WHAT THE TASK REQUIRES:
For the entries below, report the number of lines where the string "title" appears, and only that number.

THE RECORDS:
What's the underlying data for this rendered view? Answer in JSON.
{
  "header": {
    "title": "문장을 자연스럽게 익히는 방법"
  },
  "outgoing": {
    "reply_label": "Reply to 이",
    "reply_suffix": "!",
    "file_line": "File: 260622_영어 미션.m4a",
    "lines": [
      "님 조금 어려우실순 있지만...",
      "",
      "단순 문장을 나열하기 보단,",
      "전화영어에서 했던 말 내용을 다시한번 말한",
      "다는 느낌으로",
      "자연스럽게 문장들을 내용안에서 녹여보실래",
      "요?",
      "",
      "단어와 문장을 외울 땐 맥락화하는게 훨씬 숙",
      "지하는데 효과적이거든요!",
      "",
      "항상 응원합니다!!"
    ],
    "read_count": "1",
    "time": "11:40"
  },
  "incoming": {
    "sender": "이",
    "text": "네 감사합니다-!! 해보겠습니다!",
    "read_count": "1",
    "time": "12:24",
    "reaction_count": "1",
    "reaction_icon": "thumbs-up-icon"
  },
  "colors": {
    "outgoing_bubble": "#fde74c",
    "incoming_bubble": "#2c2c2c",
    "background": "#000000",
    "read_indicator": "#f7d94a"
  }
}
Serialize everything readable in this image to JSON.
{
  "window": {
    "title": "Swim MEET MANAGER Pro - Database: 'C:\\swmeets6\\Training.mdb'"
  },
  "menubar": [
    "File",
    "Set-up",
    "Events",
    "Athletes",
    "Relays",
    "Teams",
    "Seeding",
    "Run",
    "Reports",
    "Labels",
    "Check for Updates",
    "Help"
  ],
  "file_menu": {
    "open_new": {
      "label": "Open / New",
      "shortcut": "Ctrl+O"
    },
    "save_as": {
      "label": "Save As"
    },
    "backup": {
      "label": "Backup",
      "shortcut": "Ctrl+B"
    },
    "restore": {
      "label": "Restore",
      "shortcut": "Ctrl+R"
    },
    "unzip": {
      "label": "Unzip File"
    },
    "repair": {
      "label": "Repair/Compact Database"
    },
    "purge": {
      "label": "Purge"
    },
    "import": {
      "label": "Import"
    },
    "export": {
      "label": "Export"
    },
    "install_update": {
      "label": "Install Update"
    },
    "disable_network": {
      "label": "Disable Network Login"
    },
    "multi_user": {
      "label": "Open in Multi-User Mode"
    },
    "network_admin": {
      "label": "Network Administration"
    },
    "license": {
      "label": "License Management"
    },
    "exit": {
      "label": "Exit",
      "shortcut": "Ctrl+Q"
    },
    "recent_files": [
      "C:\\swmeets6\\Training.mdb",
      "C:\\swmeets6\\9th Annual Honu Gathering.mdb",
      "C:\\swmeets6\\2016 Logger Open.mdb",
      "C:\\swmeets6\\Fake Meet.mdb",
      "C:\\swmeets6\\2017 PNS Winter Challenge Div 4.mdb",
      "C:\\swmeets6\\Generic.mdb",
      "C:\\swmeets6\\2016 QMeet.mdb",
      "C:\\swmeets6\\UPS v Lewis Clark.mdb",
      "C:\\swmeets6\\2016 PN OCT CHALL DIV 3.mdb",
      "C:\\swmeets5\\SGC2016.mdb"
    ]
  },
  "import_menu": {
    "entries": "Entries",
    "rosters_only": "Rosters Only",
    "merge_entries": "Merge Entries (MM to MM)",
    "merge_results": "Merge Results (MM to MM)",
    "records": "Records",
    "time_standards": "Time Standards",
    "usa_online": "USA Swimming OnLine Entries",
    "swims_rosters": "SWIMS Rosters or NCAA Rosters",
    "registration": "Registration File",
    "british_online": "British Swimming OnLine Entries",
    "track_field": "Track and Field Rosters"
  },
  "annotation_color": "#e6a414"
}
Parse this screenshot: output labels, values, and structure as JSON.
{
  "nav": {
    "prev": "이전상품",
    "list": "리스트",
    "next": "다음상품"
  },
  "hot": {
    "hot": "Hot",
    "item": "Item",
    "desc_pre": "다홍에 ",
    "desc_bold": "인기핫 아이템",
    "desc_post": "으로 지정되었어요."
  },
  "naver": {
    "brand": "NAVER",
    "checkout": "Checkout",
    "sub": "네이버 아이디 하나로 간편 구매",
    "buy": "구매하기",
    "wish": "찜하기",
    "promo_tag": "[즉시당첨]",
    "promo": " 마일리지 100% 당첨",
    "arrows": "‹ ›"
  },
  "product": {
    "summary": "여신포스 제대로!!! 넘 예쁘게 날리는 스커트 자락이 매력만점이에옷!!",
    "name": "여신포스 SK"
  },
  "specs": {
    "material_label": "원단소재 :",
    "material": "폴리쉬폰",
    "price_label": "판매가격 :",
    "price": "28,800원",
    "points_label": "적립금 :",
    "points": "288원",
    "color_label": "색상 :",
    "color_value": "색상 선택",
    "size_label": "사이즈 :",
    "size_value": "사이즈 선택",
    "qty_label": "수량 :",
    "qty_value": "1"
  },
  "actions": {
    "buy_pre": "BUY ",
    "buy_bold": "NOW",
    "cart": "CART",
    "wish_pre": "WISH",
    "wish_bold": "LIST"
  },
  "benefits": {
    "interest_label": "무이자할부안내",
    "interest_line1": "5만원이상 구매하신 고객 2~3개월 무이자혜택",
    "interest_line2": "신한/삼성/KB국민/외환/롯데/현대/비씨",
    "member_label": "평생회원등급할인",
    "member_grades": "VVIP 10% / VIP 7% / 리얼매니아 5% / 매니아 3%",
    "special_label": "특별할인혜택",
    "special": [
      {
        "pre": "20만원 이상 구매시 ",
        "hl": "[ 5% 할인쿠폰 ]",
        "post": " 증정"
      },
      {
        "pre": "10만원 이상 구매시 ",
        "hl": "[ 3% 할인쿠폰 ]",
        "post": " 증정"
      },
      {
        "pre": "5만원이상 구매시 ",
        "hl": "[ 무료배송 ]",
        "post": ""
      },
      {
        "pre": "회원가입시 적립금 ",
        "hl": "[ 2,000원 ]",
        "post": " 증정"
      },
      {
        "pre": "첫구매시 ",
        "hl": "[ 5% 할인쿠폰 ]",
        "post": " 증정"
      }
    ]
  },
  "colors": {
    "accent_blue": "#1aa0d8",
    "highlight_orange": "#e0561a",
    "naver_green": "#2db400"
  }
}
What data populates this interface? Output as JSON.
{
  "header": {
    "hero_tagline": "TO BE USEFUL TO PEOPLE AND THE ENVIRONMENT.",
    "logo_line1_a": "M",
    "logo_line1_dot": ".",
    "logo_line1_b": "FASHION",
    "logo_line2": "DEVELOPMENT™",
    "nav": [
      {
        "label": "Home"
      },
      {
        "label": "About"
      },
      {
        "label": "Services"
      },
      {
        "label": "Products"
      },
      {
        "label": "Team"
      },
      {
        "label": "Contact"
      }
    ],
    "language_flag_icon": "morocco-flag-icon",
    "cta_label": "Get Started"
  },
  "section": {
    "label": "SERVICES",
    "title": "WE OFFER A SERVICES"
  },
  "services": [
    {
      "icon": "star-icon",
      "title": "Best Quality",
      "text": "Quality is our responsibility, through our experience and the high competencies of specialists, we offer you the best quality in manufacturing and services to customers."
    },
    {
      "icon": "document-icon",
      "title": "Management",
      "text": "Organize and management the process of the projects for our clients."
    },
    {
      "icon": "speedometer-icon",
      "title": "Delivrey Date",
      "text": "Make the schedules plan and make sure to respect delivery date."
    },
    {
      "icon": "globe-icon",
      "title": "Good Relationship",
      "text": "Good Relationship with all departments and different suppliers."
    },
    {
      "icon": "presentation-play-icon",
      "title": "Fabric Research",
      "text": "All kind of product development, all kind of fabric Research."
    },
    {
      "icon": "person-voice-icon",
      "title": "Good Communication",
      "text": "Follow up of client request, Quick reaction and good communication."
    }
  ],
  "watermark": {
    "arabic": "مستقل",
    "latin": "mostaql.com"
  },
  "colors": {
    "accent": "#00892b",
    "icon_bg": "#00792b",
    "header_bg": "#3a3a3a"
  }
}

OUTPUT BELOW:
9